It's nice to see that Finney is still active in cinema. This debut is stunning and for sure well worth seeing."
Ultimate example of British Free Cinema
myrubybaby | 02/09/2004
(5 out of 5 stars)
"Karel Reisz and Tony Richardson joined forces and created the most representative film about life in England?s industrial north of the 60?s. Albert Finney will always be remembered for his powerful performance as a young factory worker who rebels against his humdrum life and the social establishments.
This characteristic British Free Cinema film is a must for any serious film collection.

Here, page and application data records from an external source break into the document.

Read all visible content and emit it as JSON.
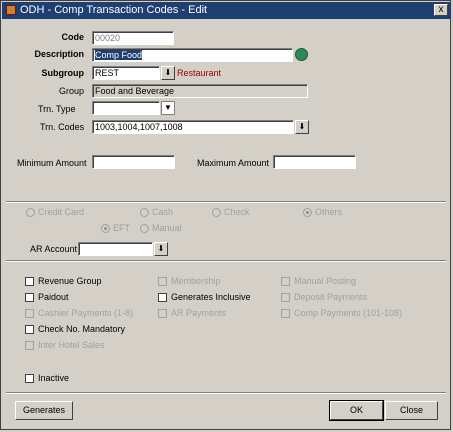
{
  "window": {
    "title": "ODH - Comp Transaction Codes - Edit",
    "close_glyph": "x"
  },
  "form": {
    "code": {
      "label": "Code",
      "value": "00020"
    },
    "description": {
      "label": "Description",
      "value": "Comp Food"
    },
    "subgroup": {
      "label": "Subgroup",
      "value": "REST",
      "caption": "Restaurant"
    },
    "group": {
      "label": "Group",
      "value": "Food and Beverage"
    },
    "trn_type": {
      "label": "Trn. Type",
      "value": ""
    },
    "trn_codes": {
      "label": "Trn. Codes",
      "value": "1003,1004,1007,1008"
    },
    "minimum_amount": {
      "label": "Minimum Amount",
      "value": ""
    },
    "maximum_amount": {
      "label": "Maximum Amount",
      "value": ""
    }
  },
  "payment": {
    "options": [
      "Credit Card",
      "Cash",
      "Check",
      "Others"
    ],
    "selected": "Others",
    "sub_options": [
      "EFT",
      "Manual"
    ],
    "sub_selected": "EFT",
    "ar_account": {
      "label": "AR Account",
      "value": ""
    }
  },
  "checkboxes": {
    "revenue_group": "Revenue Group",
    "membership": "Membership",
    "manual_posting": "Manual Posting",
    "paidout": "Paidout",
    "generates_inclusive": "Generates Inclusive",
    "deposit_payments": "Deposit Payments",
    "cashier_payments": "Cashier Payments (1-8)",
    "ar_payments": "AR Payments",
    "comp_payments": "Comp Payments (101-108)",
    "check_no_mandatory": "Check No. Mandatory",
    "inter_hotel_sales": "Inter Hotel Sales",
    "inactive": "Inactive"
  },
  "buttons": {
    "generates": "Generates",
    "ok": "OK",
    "close": "Close"
  },
  "colors": {
    "title_bar": "#1f3f72",
    "selected_text_bg": "#1f3f72",
    "caption_red": "#a00000"
  }
}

Poor DVD packaging though. Noextras whatsoever, unfortunately."
Finney Explodes On the Screen With a Vengeance
David Baldwin | Philadelphia,PA USA | 06/10/2007
(5 out of 5 stars)

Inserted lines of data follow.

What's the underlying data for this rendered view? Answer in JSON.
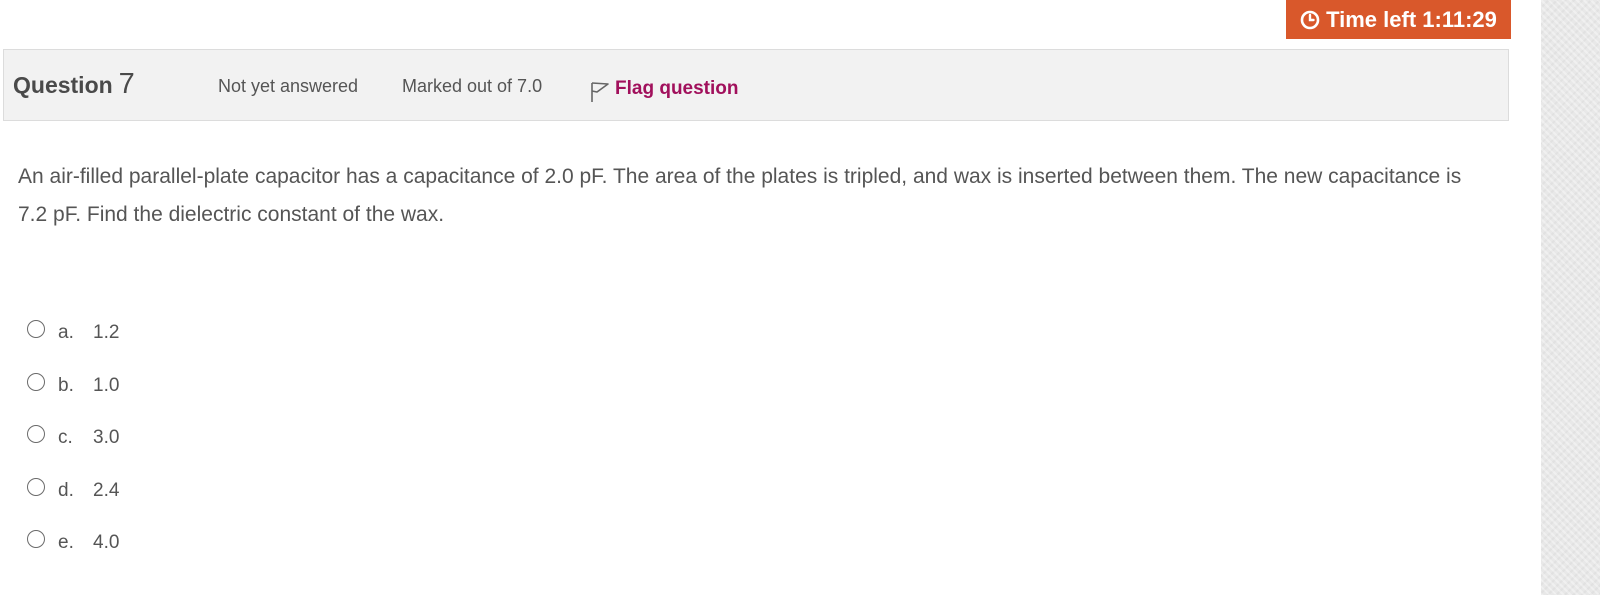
{
  "timer": {
    "icon": "clock-icon",
    "label": "Time left 1:11:29",
    "background": "#d9582b"
  },
  "question": {
    "title_word": "Question",
    "number": "7",
    "status": "Not yet answered",
    "marks": "Marked out of 7.0",
    "flag_label": "Flag question",
    "flag_icon": "flag-outline-icon",
    "flag_color": "#a1105c",
    "text": "An air-filled parallel-plate capacitor has a capacitance of 2.0 pF. The area of the plates is tripled, and wax is inserted between them. The new capacitance is 7.2 pF. Find the dielectric constant of the wax."
  },
  "options": [
    {
      "letter": "a.",
      "value": "1.2",
      "selected": false
    },
    {
      "letter": "b.",
      "value": "1.0",
      "selected": false
    },
    {
      "letter": "c.",
      "value": "3.0",
      "selected": false
    },
    {
      "letter": "d.",
      "value": "2.4",
      "selected": false
    },
    {
      "letter": "e.",
      "value": "4.0",
      "selected": false
    }
  ]
}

""Saturday Night and Sunday Morning" is one of the finest examples of cinema that emerged in Britain from the late Fifties and early Sixties. For sure there is a lot of despair on display here but there is also a glimmer of hope for happiness. Arthur Seaton (Albert Finney), stuck in a meaningless job with little hope for advancement beyond his class, doesn't so much lash out but engages in wreckless and self-destructive behavior. He drinks to excess, he carries on affair with a meek co-worker's wife (Rachel Roberts), he torments a busy-body neighbor with an air gun, he teases the ladies at his plant with a dead rat. Arthur isn't so much angry just stifled. The best chance for redemption is the love of a working-class girl, Doreen (Shirley-Anne Field). Arthur just basically has to do some growing up and brush off the inequities of class-conscious Britain. Finney absolutely mesmerizes in his starring debut. For sure, Arthur engages in some outrageous behavior, but Finney never overplays it. Director Karel Reisz perfectly captures the grimy working class milieu. Essential viewing. On a final note, when are they going to properly re-issue Lindsay Anderson's "This Sporting Life" with Richard Harris and Rachel Roberts, another fine example of British film from the early Sixties."